# Prompt
In the data that follows, find each line containing "localhost" and copy it.
##### Excerpted records
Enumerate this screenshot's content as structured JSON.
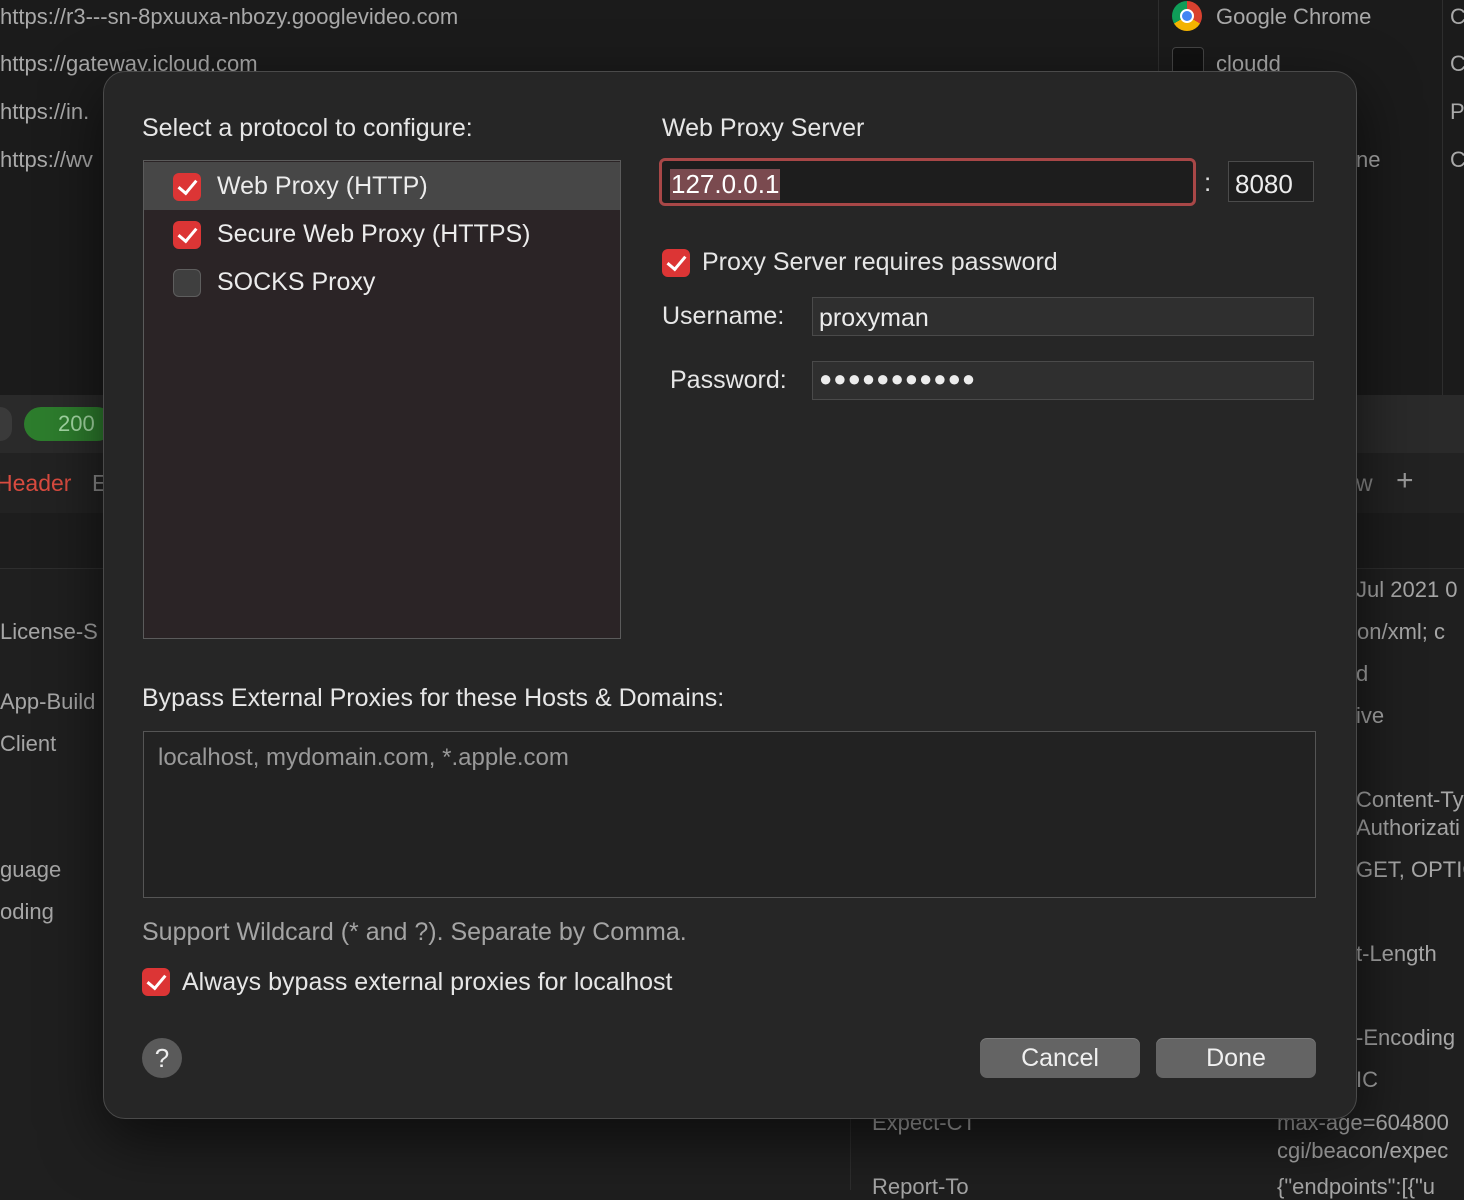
{
  "background": {
    "urls": [
      "https://r3---sn-8pxuuxa-nbozy.googlevideo.com",
      "https://gateway.icloud.com",
      "https://in.",
      "https://wv"
    ],
    "apps": [
      "Google Chrome",
      "cloudd",
      "",
      "ne"
    ],
    "col3": [
      "C",
      "C",
      "P",
      "C"
    ],
    "status_pill": "200",
    "tab_header": "Header",
    "tab_e": "E",
    "tab_w": "w",
    "tab_plus": "+",
    "left_keys": [
      "License-S",
      "App-Build",
      "Client",
      "guage",
      "oding"
    ],
    "right_vals": [
      "Jul 2021 0",
      "tion/xml; c",
      "d",
      "ive",
      "Content-Ty",
      "Authorizati",
      "GET, OPTIC",
      "t-Length",
      "-Encoding",
      "IC",
      "max-age=604800",
      "cgi/beacon/expec",
      "{\"endpoints\":[{\"u"
    ],
    "mid_keys": [
      "Expect-CT",
      "Report-To"
    ]
  },
  "dialog": {
    "protocol_prompt": "Select a protocol to configure:",
    "protocols": [
      {
        "label": "Web Proxy (HTTP)",
        "checked": true,
        "selected": true
      },
      {
        "label": "Secure Web Proxy (HTTPS)",
        "checked": true,
        "selected": false
      },
      {
        "label": "SOCKS Proxy",
        "checked": false,
        "selected": false
      }
    ],
    "server_title": "Web Proxy Server",
    "host": "127.0.0.1",
    "port_separator": ":",
    "port": "8080",
    "requires_password_label": "Proxy Server requires password",
    "requires_password": true,
    "username_label": "Username:",
    "username": "proxyman",
    "password_label": "Password:",
    "password_mask": "●●●●●●●●●●●",
    "bypass_title": "Bypass External Proxies for these Hosts & Domains:",
    "bypass_placeholder": "localhost, mydomain.com, *.apple.com",
    "bypass_hint": "Support Wildcard (* and ?). Separate by Comma.",
    "always_bypass_label": "Always bypass external proxies for localhost",
    "always_bypass": true,
    "help_label": "?",
    "cancel_label": "Cancel",
    "done_label": "Done",
    "accent_color": "#dc3535"
  }
}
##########
# Answer to this exercise
    "bypass_placeholder": "localhost, mydomain.com, *.apple.com",
    "always_bypass_label": "Always bypass external proxies for localhost",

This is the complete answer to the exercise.